> **TASK ITEM**
Leave out the images and output the records word for word.

Web page and app entries:
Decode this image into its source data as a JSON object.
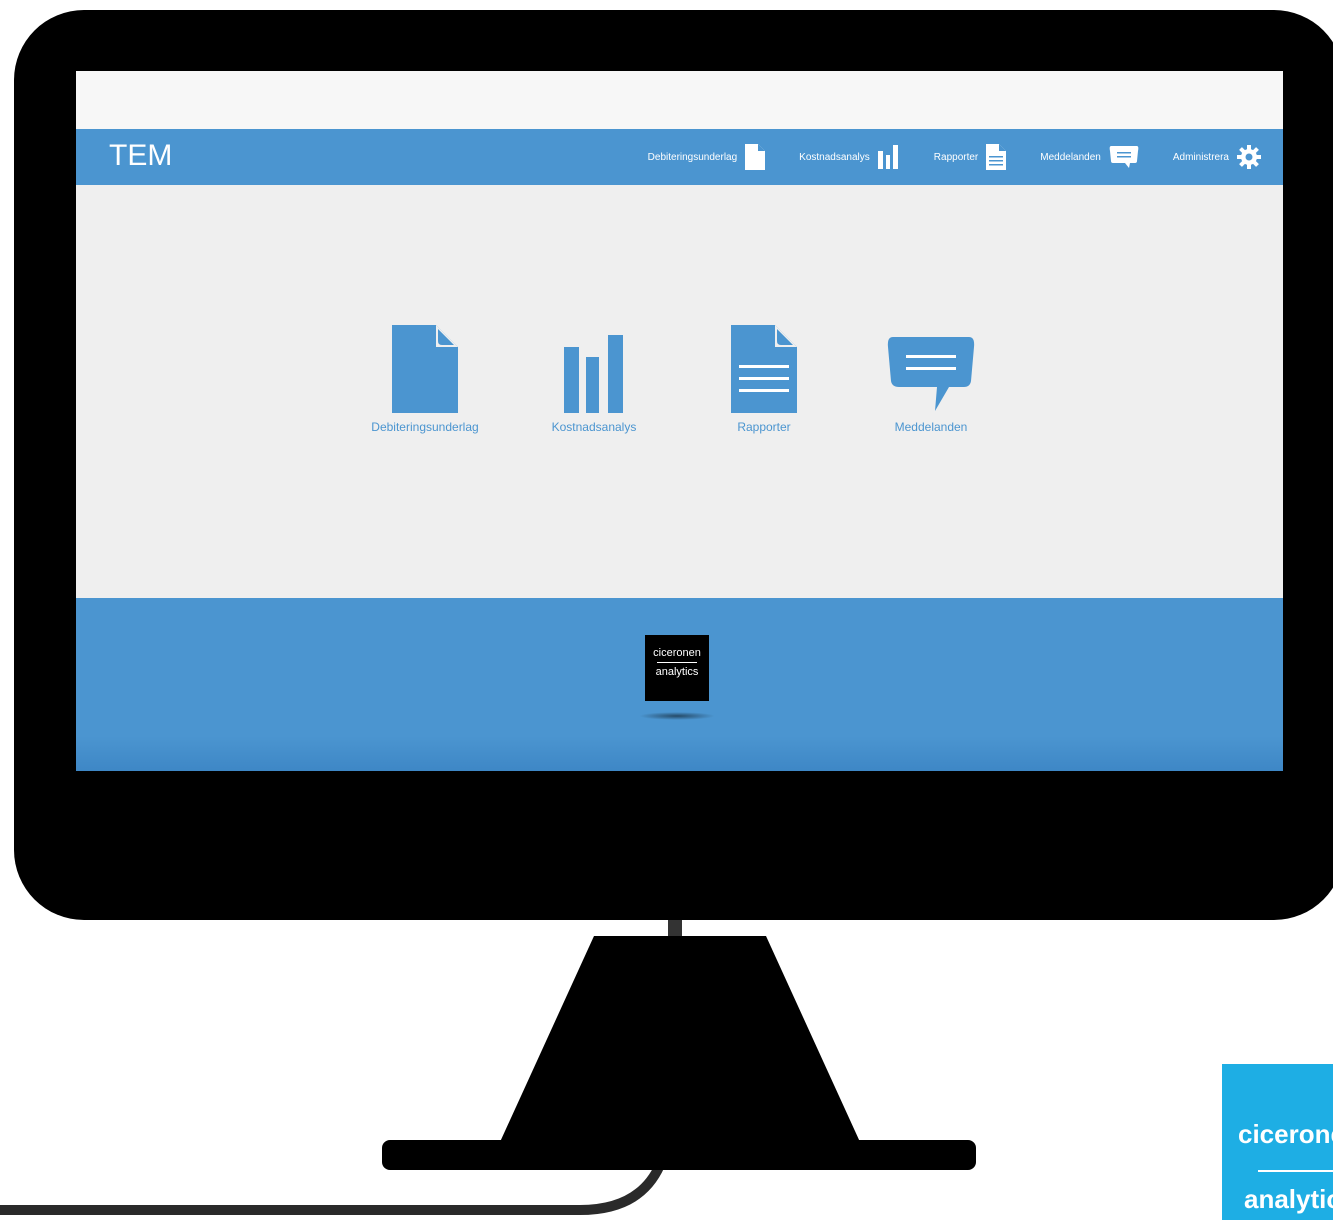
{
  "app": {
    "title": "TEM"
  },
  "nav": [
    {
      "label": "Debiteringsunderlag",
      "icon": "document-icon"
    },
    {
      "label": "Kostnadsanalys",
      "icon": "bar-chart-icon"
    },
    {
      "label": "Rapporter",
      "icon": "report-icon"
    },
    {
      "label": "Meddelanden",
      "icon": "message-icon"
    },
    {
      "label": "Administrera",
      "icon": "gear-icon"
    }
  ],
  "tiles": [
    {
      "label": "Debiteringsunderlag",
      "icon": "document-icon"
    },
    {
      "label": "Kostnadsanalys",
      "icon": "bar-chart-icon"
    },
    {
      "label": "Rapporter",
      "icon": "report-icon"
    },
    {
      "label": "Meddelanden",
      "icon": "message-icon"
    }
  ],
  "footer": {
    "logo_line1": "ciceronen",
    "logo_line2": "analytics"
  },
  "corner_logo": {
    "line1": "ciceronen",
    "line2": "analytics"
  },
  "colors": {
    "accent": "#4b95d0",
    "background": "#efefef",
    "bezel": "#000000",
    "corner_logo": "#1eaee4"
  }
}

> **WRITTEN RESPONSE**
Decode this image into its source data as a JSON object.
{
  "app": {
    "title": "TEM"
  },
  "nav": [
    {
      "label": "Debiteringsunderlag",
      "icon": "document-icon"
    },
    {
      "label": "Kostnadsanalys",
      "icon": "bar-chart-icon"
    },
    {
      "label": "Rapporter",
      "icon": "report-icon"
    },
    {
      "label": "Meddelanden",
      "icon": "message-icon"
    },
    {
      "label": "Administrera",
      "icon": "gear-icon"
    }
  ],
  "tiles": [
    {
      "label": "Debiteringsunderlag",
      "icon": "document-icon"
    },
    {
      "label": "Kostnadsanalys",
      "icon": "bar-chart-icon"
    },
    {
      "label": "Rapporter",
      "icon": "report-icon"
    },
    {
      "label": "Meddelanden",
      "icon": "message-icon"
    }
  ],
  "footer": {
    "logo_line1": "ciceronen",
    "logo_line2": "analytics"
  },
  "corner_logo": {
    "line1": "ciceronen",
    "line2": "analytics"
  },
  "colors": {
    "accent": "#4b95d0",
    "background": "#efefef",
    "bezel": "#000000",
    "corner_logo": "#1eaee4"
  }
}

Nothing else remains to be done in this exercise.